FORT COLLINS, Colo. (CBS4)– As our state slowly reopens, many Coloradans are starting to work less from home. That may be a welcome change to some, but perhaps not-so-welcome for your pets suddenly finding themselves home alone.
Dr. Rebecca Ruch-Gallie, a veterinarian with Colorado State University’s Veterinary Teaching Hospital, joined CBSN Denver to discuss the concerns of anxiety among animals. She said it’s possible for pets to develop separation anxiety as their humans head back to work.
“Signs occur within 10 to 15 minutes usually of their owners leaving the premises,” she explained. “That can be crying behavior, whining behavior, barking, destruction. It can be a variety of things, but it occurs very quickly after the owner leaves.”
Dr. Ruch-Gallie said it’s also possible your dog or cat has generalized anxiety, which can occur after its owner leaves as well as after they’ve been away from home for a while.
“They start to realize, ‘Oh, this is weird. I’m by myself and I can’t manage this anymore,’” she said of the animals’ mindset. “So they start looking for outlets to relieve that behavior. Unfortunately, those are outlets we don’t want to happen in our household.”
To help your pets adjust to you no longer working from home, Dr. Ruch-Gallie suggests starting that new routine a bit early by leaving for small periods of time.
“Animals really like routine,” she told CBSN Denver’s Kelly Werthmann. “Starting that new routine early, if you can do so, can be very helpful for animals to adjust to the new norm. Even if you can’t leave your home directly right now, if there’s some way you can get into another room and be very quiet, or if you can step into a hallway or a garage, whatever that may look like.”
That advice also applies to pets adopted mid-coronavirus pandemic, for animals who’ve only ever known their owners to be at home all the time.
“Remember, we want to pair leaving with something very, very good,” Dr. Ruch-Gallie said. “Peanut butter stuffed Kong toys [for example]. Something that’s a really good treat for them to work on and makes them very excited. Like, ‘Okay, I’m getting this thing and it’s going to be okay because I’ve got it.’ Really just kind of adjusting their mindset that you leaving is actually an okay thing, and you can do that for a few minutes at a time and then come back.”

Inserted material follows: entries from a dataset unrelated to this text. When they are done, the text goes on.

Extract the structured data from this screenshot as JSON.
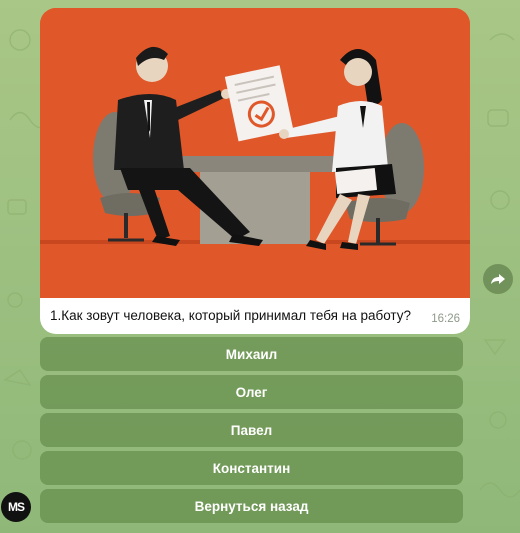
{
  "chat": {
    "caption": "1.Как зовут человека, который принимал тебя на работу?",
    "time": "16:26"
  },
  "keyboard": {
    "buttons": [
      "Михаил",
      "Олег",
      "Павел",
      "Константин",
      "Вернуться назад"
    ]
  },
  "avatar": {
    "initials": "МS"
  },
  "icons": {
    "share": "share-arrow-icon"
  },
  "colors": {
    "illustration_bg": "#e0582a",
    "button_bg": "#6b9450",
    "bubble": "#ffffff"
  }
}
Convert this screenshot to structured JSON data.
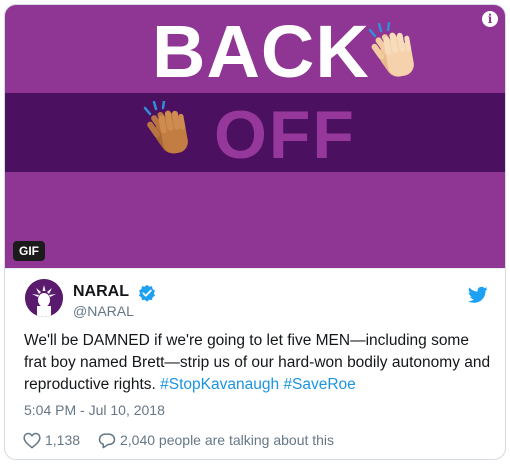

Particularly for dogs, but sometimes cats as well, Dr. Ruch-Gallie advised crate training to be a helpful option. She said it’s a good idea to teach your animal they can be happy in a crate, and now is a perfect time to start that training.
“So they can get used to being in their crate as a happy place,” she said. “That way when you go, if they are going to have problems, they’ve got this happy place to go. You don’t even necessarily need to shut them in all the time, but they’ve at least got a very warm, fuzzy, happy place to be.”
Dr. Ruch-Gallie said it’s important for pet owners to consult their veterinarian for any behavioral support. They can also provide information on trainers or perhaps supplements that can be used to help promote calming behavior.